Premedical Program

<p>Overall, how is the premedical program at UM? I'd like to get any input I can. I'm most interested in the following things:</p>

<p>Quality of the premedical advising and guidance
Approachability, on average / in general, of the science professors
Ease of access to research opportunities
Grade inflation or deflation, or the use of bell curves in grading
Rates of admission to medical schools (an often scrutinized figure, but I'm still interested)
A list of the medical schools that the last class of UM premed students is attending
How the program compares to the UF premed program</p>

<p>I know some posters may deem the answers to some of these questions irrelevant, but I am interested nonetheless. Any and all information is greatly apprevciated.</p>

<p>Bumpin' this thread. Especially interested in the rates of admission to med schools, though I recognize the questionable nature of that statistic.</p>


<p>It is very good because you have a lot of opportunity for research at UM. Premed is premed anywhere, but come on, UM's Med school is top notch.</p>

<p>Well, i'm slightly disillusioned by UM's research opportunities because I learned that freshmen are not eligible to be placed into research positions by the school's research office.</p>

<p>I actually haven't heard very much about UM's med school's prestige, either. I'm sure its a great med school (beyond the fact that ANY US med school is a good med school), but on what do you base your analysis? I don't doubt it at all, just curious to learn more. Thanks.</p>

<p>i just hear it from other people, I don't have much of an interest in med-school. I'm going to dental school, but it seems from a general concensus that UM has a great med school. Now, why does it matter if you get a research position your fresh year or not, but I was under the impression research is open to freshman.. (i'm a transfer student, biochem major)</p>

<p>Doing research during your freshman year isn't important to everybody, but its something I'd like to do. I want to get involved in meaningful laboratory or clinical work in the near future.</p>

<p>Right, but Miami is really good about getting you in... and just because it isn't in your freshman year doesn't mean you can't be doing it your soph, junior and senior year... Where did you hear Freshman can't be in research positions at the university? They sure made it sound like freshman could get in when I did a visit.. Theres really no such thing as a "premed program" basically you pick a major and you take all of your prereqs and your MCAT and apply.. theres no major called premed. I'd choose Miami over UF.. I didn't like the atmosphere at UF at all.. Miami is only getting better and the student:teacher is really good too.</p>

<p>Actually, while Premed isn't a major, there is a Premedical program. In addition to taking the Premedicine Track required courses, you also have an adviser[s]. In fact, most medical schools require that you submit the coveted Premedical Committee letter that this department will provide you with as a premedical student.</p>

<p>I was told by a school official from the Office of Undergraduate Research that she is not able to place freshmen into research unless they have previous research experience.</p>

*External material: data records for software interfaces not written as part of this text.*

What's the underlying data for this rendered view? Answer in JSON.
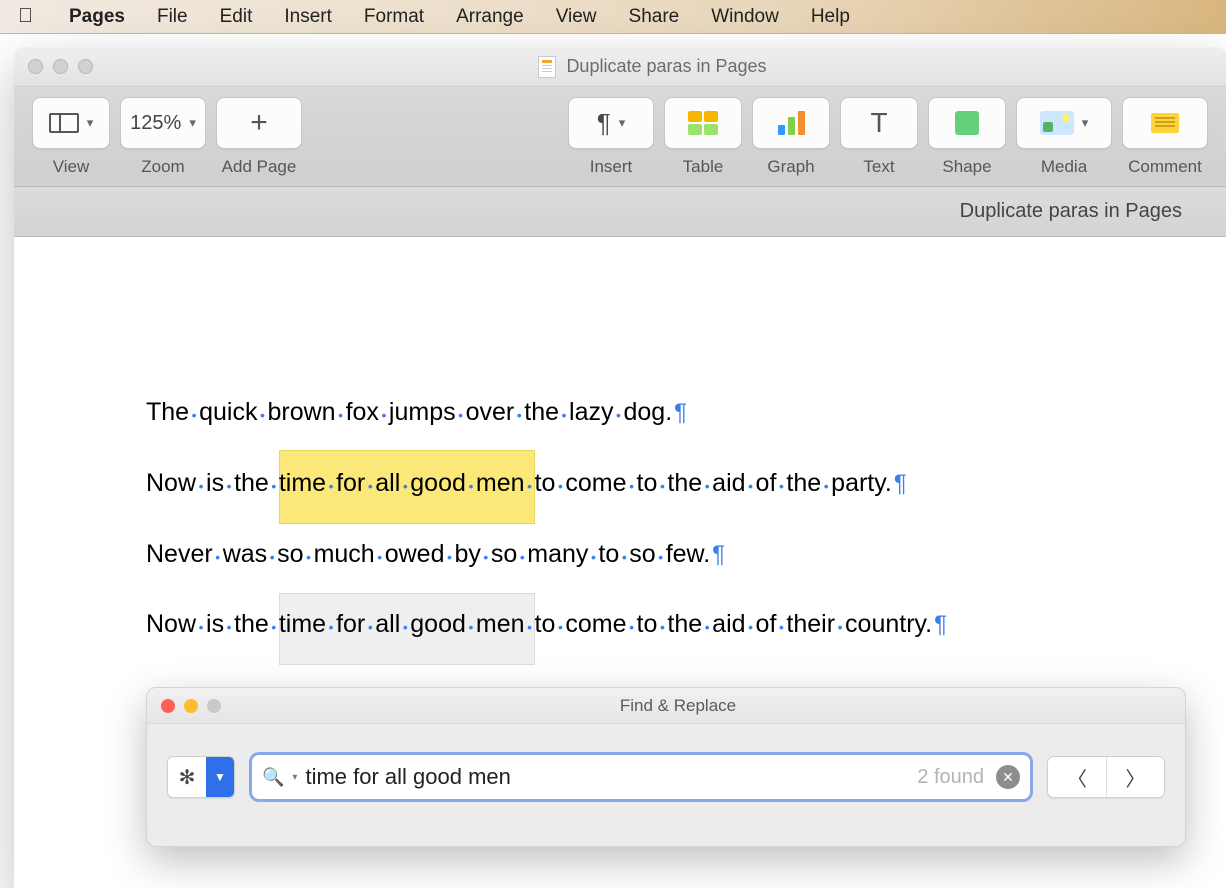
{
  "menubar": {
    "app": "Pages",
    "items": [
      "File",
      "Edit",
      "Insert",
      "Format",
      "Arrange",
      "View",
      "Share",
      "Window",
      "Help"
    ]
  },
  "window": {
    "title": "Duplicate paras in Pages",
    "tab_title": "Duplicate paras in Pages"
  },
  "toolbar": {
    "view": "View",
    "zoom_value": "125%",
    "zoom": "Zoom",
    "add_page": "Add Page",
    "insert": "Insert",
    "table": "Table",
    "graph": "Graph",
    "text": "Text",
    "shape": "Shape",
    "media": "Media",
    "comment": "Comment"
  },
  "document": {
    "paragraphs": [
      {
        "words": [
          "The",
          "quick",
          "brown",
          "fox",
          "jumps",
          "over",
          "the",
          "lazy",
          "dog."
        ],
        "highlight": null
      },
      {
        "words": [
          "Now",
          "is",
          "the",
          "time",
          "for",
          "all",
          "good",
          "men",
          "to",
          "come",
          "to",
          "the",
          "aid",
          "of",
          "the",
          "party."
        ],
        "highlight": {
          "start": 3,
          "end": 7,
          "style": "primary"
        }
      },
      {
        "words": [
          "Never",
          "was",
          "so",
          "much",
          "owed",
          "by",
          "so",
          "many",
          "to",
          "so",
          "few."
        ],
        "highlight": null
      },
      {
        "words": [
          "Now",
          "is",
          "the",
          "time",
          "for",
          "all",
          "good",
          "men",
          "to",
          "come",
          "to",
          "the",
          "aid",
          "of",
          "their",
          "country."
        ],
        "highlight": {
          "start": 3,
          "end": 7,
          "style": "secondary"
        }
      }
    ]
  },
  "find": {
    "panel_title": "Find & Replace",
    "query": "time for all good men",
    "result_count": "2 found"
  }
}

<p>And yeah, of course you can still do research during your undergraduate years without doing it as a freshman, but, like I said, I'm really interested in research and would like to get involved as soon as possible.</p>

<p>Might any present UM premed students be able to offer some insight into this topic?</p>

<p>lol mjay.. you aren't going to get a research position before you take classes in your field.. who the hell is going to hire a kid for a research position who hasnt even taken gen chem yet.</p>

<p>MJay, look into Vanderbilt University. They seem to be big on research even at the medical school level (friend chose a different medical school because there was too much emphasis on research at Vanderbilt).</p>

<p>Thanks for the info J'adoube, but it's a bit late for that. I'm a senior in high school, so the time to apply for undergrad colleges is long past. lol</p>

<p>Unless you meant that I should look into Vandy's medical school, which it sounds like I really should.</p>

<p>And burgler90: I probably should have been more clear; I'm not talking about paid positions. I don't expect to be hired for any research position. I would think, however, that some of the basic lab duties in a study or clinical trial are sometimes allotted to volunteer freshman undergraduate students who are in a class or classes related to the research. Though I guess I could be wrong.</p>